Thanksgiving is upon us. So too is the famous shopping day Black Friday. It’s also the anniversary of a great American initiative. This one started after World War II when Americans fed a “silent guest” at their holiday meals.
It was dreamed up by a former aspiring actress named Iris Gabriel. She gave up on Hollywood only to find her biggest role was in feeding the starving people in the war devastated countries in Europe.
At Thanksgiving on 1947 Americans were asked to imagine taking in one of the world’s hungry to their holiday celebration. They could mail the cost to feed that “silent guest” to a committee in Plymouth, Massachusetts, the home of Thanksgiving. A CARE package was then sent to a hungry person overseas.

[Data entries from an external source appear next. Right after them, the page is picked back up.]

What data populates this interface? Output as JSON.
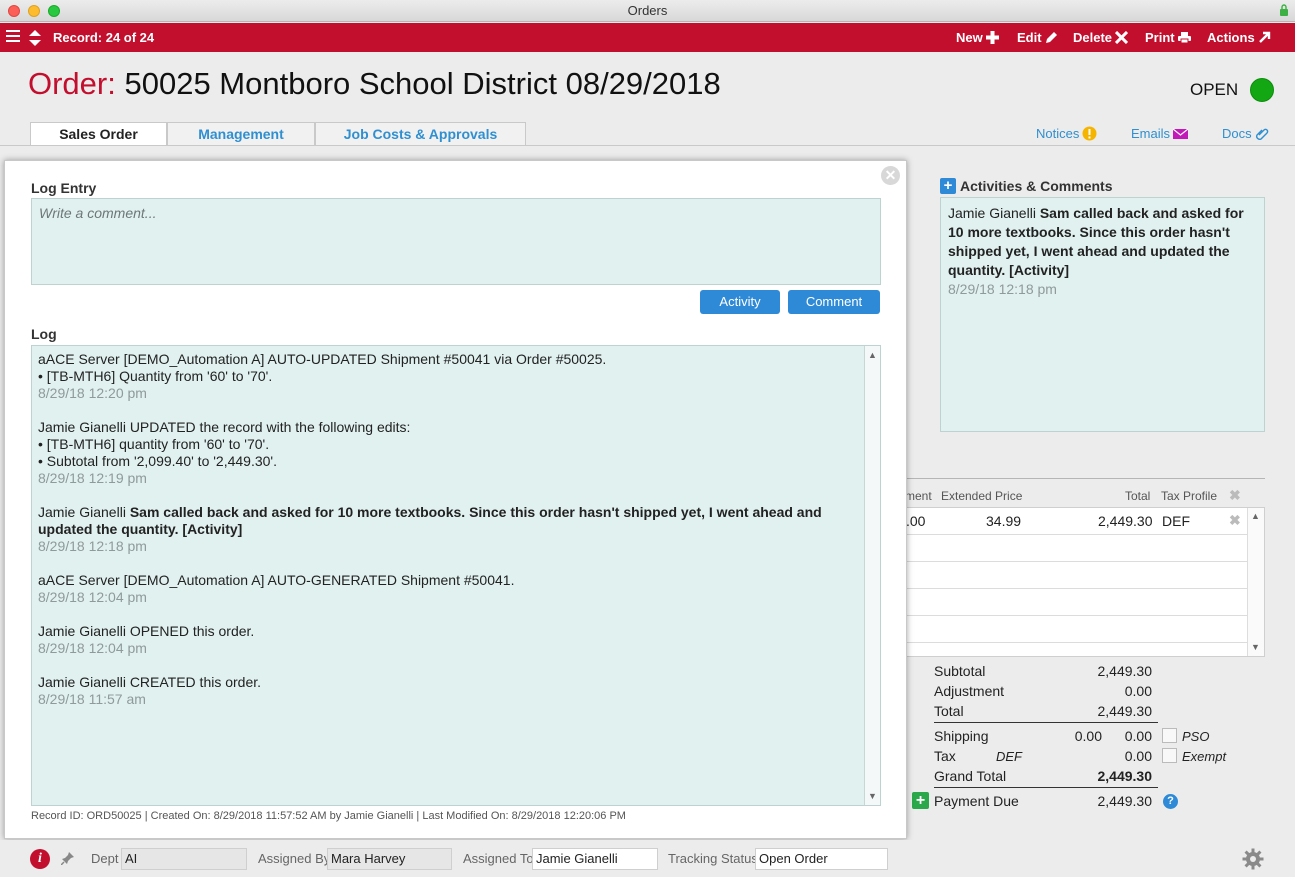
{
  "window": {
    "title": "Orders"
  },
  "toolbar": {
    "record": "Record: 24 of 24",
    "new": "New",
    "edit": "Edit",
    "delete": "Delete",
    "print": "Print",
    "actions": "Actions"
  },
  "header": {
    "label": "Order:",
    "title": "50025 Montboro School District  08/29/2018",
    "status": "OPEN",
    "status_color": "#13a713"
  },
  "tabs": [
    "Sales Order",
    "Management",
    "Job Costs & Approvals"
  ],
  "links": {
    "notices": "Notices",
    "emails": "Emails",
    "docs": "Docs"
  },
  "popup": {
    "entry_label": "Log Entry",
    "entry_placeholder": "Write a comment...",
    "activity_button": "Activity",
    "comment_button": "Comment",
    "log_label": "Log",
    "log": [
      {
        "lines": [
          "aACE Server [DEMO_Automation A] AUTO-UPDATED Shipment #50041 via Order #50025.",
          "• [TB-MTH6] Quantity from '60' to '70'."
        ],
        "time": "8/29/18   12:20 pm"
      },
      {
        "lines": [
          "Jamie Gianelli UPDATED the record with the following edits:",
          "• [TB-MTH6] quantity from '60' to '70'.",
          "• Subtotal from '2,099.40' to '2,449.30'."
        ],
        "time": "8/29/18   12:19 pm"
      },
      {
        "author": "Jamie Gianelli",
        "bold": "Sam called back and asked for 10 more textbooks. Since this order hasn't shipped yet, I went ahead and updated the quantity. [Activity]",
        "time": "8/29/18   12:18 pm"
      },
      {
        "lines": [
          "aACE Server [DEMO_Automation A] AUTO-GENERATED Shipment #50041."
        ],
        "time": "8/29/18   12:04 pm"
      },
      {
        "lines": [
          "Jamie Gianelli OPENED this order."
        ],
        "time": "8/29/18   12:04 pm"
      },
      {
        "lines": [
          "Jamie Gianelli CREATED this order."
        ],
        "time": "8/29/18   11:57 am"
      }
    ],
    "footer": "Record ID: ORD50025   |   Created On: 8/29/2018 11:57:52 AM by Jamie Gianelli   |   Last Modified On: 8/29/2018 12:20:06 PM"
  },
  "activities": {
    "title": "Activities & Comments",
    "author": "Jamie Gianelli",
    "text": "Sam called back and asked for 10 more textbooks. Since this order hasn't shipped yet, I went ahead and updated the quantity. [Activity]",
    "time": "8/29/18   12:18 pm"
  },
  "line_items": {
    "headers": {
      "adjustment_partial": "ment",
      "extended_price": "Extended Price",
      "total": "Total",
      "tax_profile": "Tax Profile"
    },
    "row": {
      "adjustment_partial": ".00",
      "extended_price": "34.99",
      "total": "2,449.30",
      "tax_profile": "DEF"
    }
  },
  "totals": {
    "subtotal_label": "Subtotal",
    "subtotal": "2,449.30",
    "adjustment_label": "Adjustment",
    "adjustment": "0.00",
    "total_label": "Total",
    "total": "2,449.30",
    "shipping_label": "Shipping",
    "shipping_a": "0.00",
    "shipping_b": "0.00",
    "pso_label": "PSO",
    "tax_label": "Tax",
    "tax_profile": "DEF",
    "tax": "0.00",
    "exempt_label": "Exempt",
    "grand_total_label": "Grand Total",
    "grand_total": "2,449.30",
    "payment_due_label": "Payment Due",
    "payment_due": "2,449.30"
  },
  "bottom": {
    "dept_label": "Dept",
    "dept": "AI",
    "assigned_by_label": "Assigned By",
    "assigned_by": "Mara Harvey",
    "assigned_to_label": "Assigned To",
    "assigned_to": "Jamie Gianelli",
    "tracking_label": "Tracking Status",
    "tracking": "Open Order"
  }
}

The “silent guest” plan was endorsed by governors around the country including Robert Bradford of Massachusetts, a descendant of the Pilgrims.
As this Thanksgiving and Black Friday approaches, there are two huge emergencies ongoing in the Middle East and the Philippines. The war in Syria has left millions displaced and hungry. The colder temperatures are moving in too making relief even more difficult.

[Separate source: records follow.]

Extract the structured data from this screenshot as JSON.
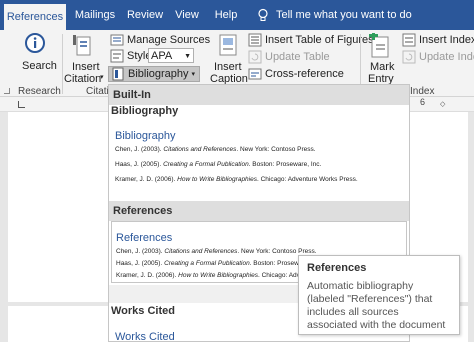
{
  "tabs": [
    {
      "label": "References",
      "active": true
    },
    {
      "label": "Mailings"
    },
    {
      "label": "Review"
    },
    {
      "label": "View"
    },
    {
      "label": "Help"
    }
  ],
  "tell_me": "Tell me what you want to do",
  "ribbon": {
    "search_label": "Search",
    "research_group": "Research",
    "insert_citation_line1": "Insert",
    "insert_citation_line2": "Citation",
    "manage_sources": "Manage Sources",
    "style_label": "Style:",
    "style_value": "APA",
    "bibliography_label": "Bibliography",
    "citations_group": "Citati",
    "insert_caption_line1": "Insert",
    "insert_caption_line2": "Caption",
    "insert_table_of_figures": "Insert Table of Figures",
    "update_table": "Update Table",
    "cross_reference": "Cross-reference",
    "mark_entry_line1": "Mark",
    "mark_entry_line2": "Entry",
    "insert_index": "Insert Index",
    "update_index": "Update Index",
    "index_group": "Index"
  },
  "ruler": {
    "mark_6": "6"
  },
  "dropdown": {
    "header": "Built-In",
    "sections": [
      {
        "header": "Bibliography",
        "title": "Bibliography",
        "entries": [
          {
            "author": "Chen, J. (2003). ",
            "work": "Citations and References",
            "rest": ". New York: Contoso Press."
          },
          {
            "author": "Haas, J. (2005). ",
            "work": "Creating a Formal Publication",
            "rest": ". Boston: Proseware, Inc."
          },
          {
            "author": "Kramer, J. D. (2006). ",
            "work": "How to Write Bibliographies",
            "rest": ". Chicago: Adventure Works Press."
          }
        ]
      },
      {
        "header": "References",
        "title": "References",
        "entries": [
          {
            "author": "Chen, J. (2003). ",
            "work": "Citations and References",
            "rest": ". New York: Contoso Press."
          },
          {
            "author": "Haas, J. (2005). ",
            "work": "Creating a Formal Publication",
            "rest": ". Boston: Proseware, Inc."
          },
          {
            "author": "Kramer, J. D. (2006). ",
            "work": "How to Write Bibliographies",
            "rest": ". Chicago: Adventure Works Press."
          }
        ]
      },
      {
        "header": "Works Cited",
        "title": "Works Cited"
      }
    ]
  },
  "tooltip": {
    "title": "References",
    "body": "Automatic bibliography (labeled \"References\") that includes all sources associated with the document"
  },
  "colors": {
    "accent": "#2b579a",
    "hover": "#c6c6c6"
  }
}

The super typhoon Haiyan has destroyed whole communities in the Philippines, leaving them without food, water or housing. The United Nations says 11.5 million people are affected by the Typhoon and 544,606 people are displaced. Food, clean water, medicine and shelter are desperately needed. Hunger, malnutrition and disease will escalate among the population unless aid arrives in time. The storm’s impact can last long past the event itself.
At this very moment Catholic Relief Services is helping provide emergency shelters. This is especially crucial with the risk of more rains coming.

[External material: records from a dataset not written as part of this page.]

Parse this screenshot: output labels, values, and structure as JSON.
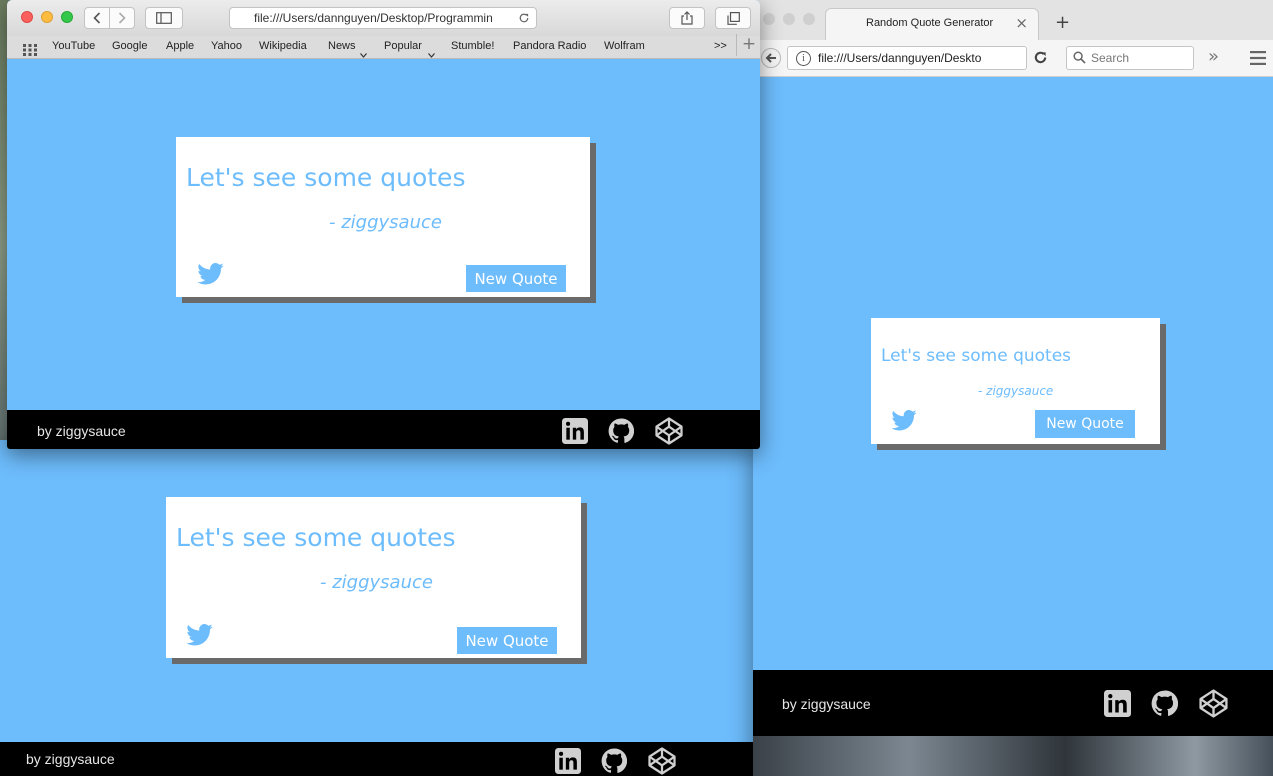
{
  "safari": {
    "url": "file:///Users/dannguyen/Desktop/Programmin",
    "bookmarks": [
      "YouTube",
      "Google",
      "Apple",
      "Yahoo",
      "Wikipedia",
      "News",
      "Popular",
      "Stumble!",
      "Pandora Radio",
      "Wolfram"
    ],
    "bookmarks_overflow": ">>",
    "new_tab": "+"
  },
  "firefox": {
    "tab_title": "Random Quote Generator",
    "tab_close": "×",
    "new_tab": "+",
    "url": "file:///Users/dannguyen/Deskto",
    "search_placeholder": "Search",
    "overflow": "»"
  },
  "quote": {
    "text": "Let's see some quotes",
    "author": "- ziggysauce",
    "button": "New Quote"
  },
  "footer": {
    "credit": "by ziggysauce"
  },
  "colors": {
    "accent": "#6dbcfc",
    "footer": "#000000",
    "card": "#ffffff"
  },
  "icons": [
    "twitter-icon",
    "linkedin-icon",
    "github-icon",
    "codepen-icon"
  ]
}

So this holiday season help a ‘silent guest” by donating to a humanitarian agency like Save the Children, Catholic Relief Services, World Food Programme, UNICEF and at your local food bank.
And you can also donate without opening your wallet by using the free hunger fighting app Charity Miles or playing the online game FreeRice.
Thanksgiving and Black Friday should be about sharing. For only by doing so can we have a world of peace, goodwill and hope.
This commentary originally appeared at the Orange County Register newspaper.